Materials provided:
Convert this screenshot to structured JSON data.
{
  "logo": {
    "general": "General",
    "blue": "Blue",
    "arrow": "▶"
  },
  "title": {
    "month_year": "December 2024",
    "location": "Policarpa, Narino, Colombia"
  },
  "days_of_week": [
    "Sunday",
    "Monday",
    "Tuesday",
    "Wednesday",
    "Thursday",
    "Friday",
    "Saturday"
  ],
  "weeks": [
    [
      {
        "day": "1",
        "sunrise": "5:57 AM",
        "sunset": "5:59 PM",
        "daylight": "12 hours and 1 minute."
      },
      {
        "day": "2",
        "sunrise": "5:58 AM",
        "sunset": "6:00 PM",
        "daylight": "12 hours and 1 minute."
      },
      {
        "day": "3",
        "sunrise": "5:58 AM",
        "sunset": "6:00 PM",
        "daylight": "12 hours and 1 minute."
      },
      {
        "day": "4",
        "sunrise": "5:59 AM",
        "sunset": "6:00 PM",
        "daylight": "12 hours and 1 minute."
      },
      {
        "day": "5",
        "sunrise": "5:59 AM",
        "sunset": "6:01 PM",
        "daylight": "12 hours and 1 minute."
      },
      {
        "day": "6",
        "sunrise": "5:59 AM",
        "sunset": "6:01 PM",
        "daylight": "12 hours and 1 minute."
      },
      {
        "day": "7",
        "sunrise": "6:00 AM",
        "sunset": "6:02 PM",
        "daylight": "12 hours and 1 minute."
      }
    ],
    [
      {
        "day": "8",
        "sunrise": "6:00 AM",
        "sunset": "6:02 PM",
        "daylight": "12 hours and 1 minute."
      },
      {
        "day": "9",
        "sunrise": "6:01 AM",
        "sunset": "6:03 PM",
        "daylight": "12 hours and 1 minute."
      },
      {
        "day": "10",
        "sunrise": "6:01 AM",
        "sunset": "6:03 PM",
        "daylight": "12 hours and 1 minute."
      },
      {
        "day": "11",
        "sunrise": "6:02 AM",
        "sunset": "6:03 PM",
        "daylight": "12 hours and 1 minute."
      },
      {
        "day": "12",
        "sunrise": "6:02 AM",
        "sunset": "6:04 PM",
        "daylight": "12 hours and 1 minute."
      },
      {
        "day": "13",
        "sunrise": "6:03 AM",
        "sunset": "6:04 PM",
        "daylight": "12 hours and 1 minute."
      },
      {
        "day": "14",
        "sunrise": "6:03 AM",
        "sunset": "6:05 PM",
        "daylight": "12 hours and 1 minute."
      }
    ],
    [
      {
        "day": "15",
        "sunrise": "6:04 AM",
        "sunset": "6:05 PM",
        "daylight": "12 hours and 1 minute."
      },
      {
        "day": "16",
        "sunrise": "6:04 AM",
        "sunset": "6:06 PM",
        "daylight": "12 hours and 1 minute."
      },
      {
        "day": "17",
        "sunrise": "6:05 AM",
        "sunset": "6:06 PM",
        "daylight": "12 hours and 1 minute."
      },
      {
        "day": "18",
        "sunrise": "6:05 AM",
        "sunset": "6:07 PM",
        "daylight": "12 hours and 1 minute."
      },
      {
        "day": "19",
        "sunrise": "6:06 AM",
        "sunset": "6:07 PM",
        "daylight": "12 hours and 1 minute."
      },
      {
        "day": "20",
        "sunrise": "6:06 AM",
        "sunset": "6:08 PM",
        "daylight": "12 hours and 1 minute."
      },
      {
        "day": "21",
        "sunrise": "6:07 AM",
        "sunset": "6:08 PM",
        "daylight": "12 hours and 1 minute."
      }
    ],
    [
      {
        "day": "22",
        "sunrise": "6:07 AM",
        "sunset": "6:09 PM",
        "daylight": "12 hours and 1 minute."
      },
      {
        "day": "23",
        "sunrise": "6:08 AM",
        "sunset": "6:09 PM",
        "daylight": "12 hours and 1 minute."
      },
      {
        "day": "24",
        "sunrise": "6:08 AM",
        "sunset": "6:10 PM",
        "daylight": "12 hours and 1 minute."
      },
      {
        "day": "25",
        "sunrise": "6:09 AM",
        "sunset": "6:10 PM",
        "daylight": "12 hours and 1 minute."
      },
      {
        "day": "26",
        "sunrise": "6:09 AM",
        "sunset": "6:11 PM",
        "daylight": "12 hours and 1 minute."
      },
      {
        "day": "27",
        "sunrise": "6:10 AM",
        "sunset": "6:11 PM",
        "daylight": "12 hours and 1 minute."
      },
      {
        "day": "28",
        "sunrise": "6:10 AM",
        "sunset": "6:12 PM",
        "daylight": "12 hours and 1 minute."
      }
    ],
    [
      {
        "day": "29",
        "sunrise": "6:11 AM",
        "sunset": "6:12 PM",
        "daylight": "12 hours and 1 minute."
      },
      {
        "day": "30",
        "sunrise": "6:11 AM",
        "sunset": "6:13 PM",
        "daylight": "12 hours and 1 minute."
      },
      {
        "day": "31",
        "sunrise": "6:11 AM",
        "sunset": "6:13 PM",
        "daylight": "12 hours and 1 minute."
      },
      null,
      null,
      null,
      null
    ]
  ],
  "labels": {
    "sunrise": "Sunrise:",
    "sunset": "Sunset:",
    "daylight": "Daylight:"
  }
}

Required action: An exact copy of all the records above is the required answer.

Output of the exercise:
Convert this screenshot to structured JSON data.
{
  "logo": {
    "general": "General",
    "blue": "Blue",
    "arrow": "▶"
  },
  "title": {
    "month_year": "December 2024",
    "location": "Policarpa, Narino, Colombia"
  },
  "days_of_week": [
    "Sunday",
    "Monday",
    "Tuesday",
    "Wednesday",
    "Thursday",
    "Friday",
    "Saturday"
  ],
  "weeks": [
    [
      {
        "day": "1",
        "sunrise": "5:57 AM",
        "sunset": "5:59 PM",
        "daylight": "12 hours and 1 minute."
      },
      {
        "day": "2",
        "sunrise": "5:58 AM",
        "sunset": "6:00 PM",
        "daylight": "12 hours and 1 minute."
      },
      {
        "day": "3",
        "sunrise": "5:58 AM",
        "sunset": "6:00 PM",
        "daylight": "12 hours and 1 minute."
      },
      {
        "day": "4",
        "sunrise": "5:59 AM",
        "sunset": "6:00 PM",
        "daylight": "12 hours and 1 minute."
      },
      {
        "day": "5",
        "sunrise": "5:59 AM",
        "sunset": "6:01 PM",
        "daylight": "12 hours and 1 minute."
      },
      {
        "day": "6",
        "sunrise": "5:59 AM",
        "sunset": "6:01 PM",
        "daylight": "12 hours and 1 minute."
      },
      {
        "day": "7",
        "sunrise": "6:00 AM",
        "sunset": "6:02 PM",
        "daylight": "12 hours and 1 minute."
      }
    ],
    [
      {
        "day": "8",
        "sunrise": "6:00 AM",
        "sunset": "6:02 PM",
        "daylight": "12 hours and 1 minute."
      },
      {
        "day": "9",
        "sunrise": "6:01 AM",
        "sunset": "6:03 PM",
        "daylight": "12 hours and 1 minute."
      },
      {
        "day": "10",
        "sunrise": "6:01 AM",
        "sunset": "6:03 PM",
        "daylight": "12 hours and 1 minute."
      },
      {
        "day": "11",
        "sunrise": "6:02 AM",
        "sunset": "6:03 PM",
        "daylight": "12 hours and 1 minute."
      },
      {
        "day": "12",
        "sunrise": "6:02 AM",
        "sunset": "6:04 PM",
        "daylight": "12 hours and 1 minute."
      },
      {
        "day": "13",
        "sunrise": "6:03 AM",
        "sunset": "6:04 PM",
        "daylight": "12 hours and 1 minute."
      },
      {
        "day": "14",
        "sunrise": "6:03 AM",
        "sunset": "6:05 PM",
        "daylight": "12 hours and 1 minute."
      }
    ],
    [
      {
        "day": "15",
        "sunrise": "6:04 AM",
        "sunset": "6:05 PM",
        "daylight": "12 hours and 1 minute."
      },
      {
        "day": "16",
        "sunrise": "6:04 AM",
        "sunset": "6:06 PM",
        "daylight": "12 hours and 1 minute."
      },
      {
        "day": "17",
        "sunrise": "6:05 AM",
        "sunset": "6:06 PM",
        "daylight": "12 hours and 1 minute."
      },
      {
        "day": "18",
        "sunrise": "6:05 AM",
        "sunset": "6:07 PM",
        "daylight": "12 hours and 1 minute."
      },
      {
        "day": "19",
        "sunrise": "6:06 AM",
        "sunset": "6:07 PM",
        "daylight": "12 hours and 1 minute."
      },
      {
        "day": "20",
        "sunrise": "6:06 AM",
        "sunset": "6:08 PM",
        "daylight": "12 hours and 1 minute."
      },
      {
        "day": "21",
        "sunrise": "6:07 AM",
        "sunset": "6:08 PM",
        "daylight": "12 hours and 1 minute."
      }
    ],
    [
      {
        "day": "22",
        "sunrise": "6:07 AM",
        "sunset": "6:09 PM",
        "daylight": "12 hours and 1 minute."
      },
      {
        "day": "23",
        "sunrise": "6:08 AM",
        "sunset": "6:09 PM",
        "daylight": "12 hours and 1 minute."
      },
      {
        "day": "24",
        "sunrise": "6:08 AM",
        "sunset": "6:10 PM",
        "daylight": "12 hours and 1 minute."
      },
      {
        "day": "25",
        "sunrise": "6:09 AM",
        "sunset": "6:10 PM",
        "daylight": "12 hours and 1 minute."
      },
      {
        "day": "26",
        "sunrise": "6:09 AM",
        "sunset": "6:11 PM",
        "daylight": "12 hours and 1 minute."
      },
      {
        "day": "27",
        "sunrise": "6:10 AM",
        "sunset": "6:11 PM",
        "daylight": "12 hours and 1 minute."
      },
      {
        "day": "28",
        "sunrise": "6:10 AM",
        "sunset": "6:12 PM",
        "daylight": "12 hours and 1 minute."
      }
    ],
    [
      {
        "day": "29",
        "sunrise": "6:11 AM",
        "sunset": "6:12 PM",
        "daylight": "12 hours and 1 minute."
      },
      {
        "day": "30",
        "sunrise": "6:11 AM",
        "sunset": "6:13 PM",
        "daylight": "12 hours and 1 minute."
      },
      {
        "day": "31",
        "sunrise": "6:11 AM",
        "sunset": "6:13 PM",
        "daylight": "12 hours and 1 minute."
      },
      null,
      null,
      null,
      null
    ]
  ],
  "labels": {
    "sunrise": "Sunrise:",
    "sunset": "Sunset:",
    "daylight": "Daylight:"
  }
}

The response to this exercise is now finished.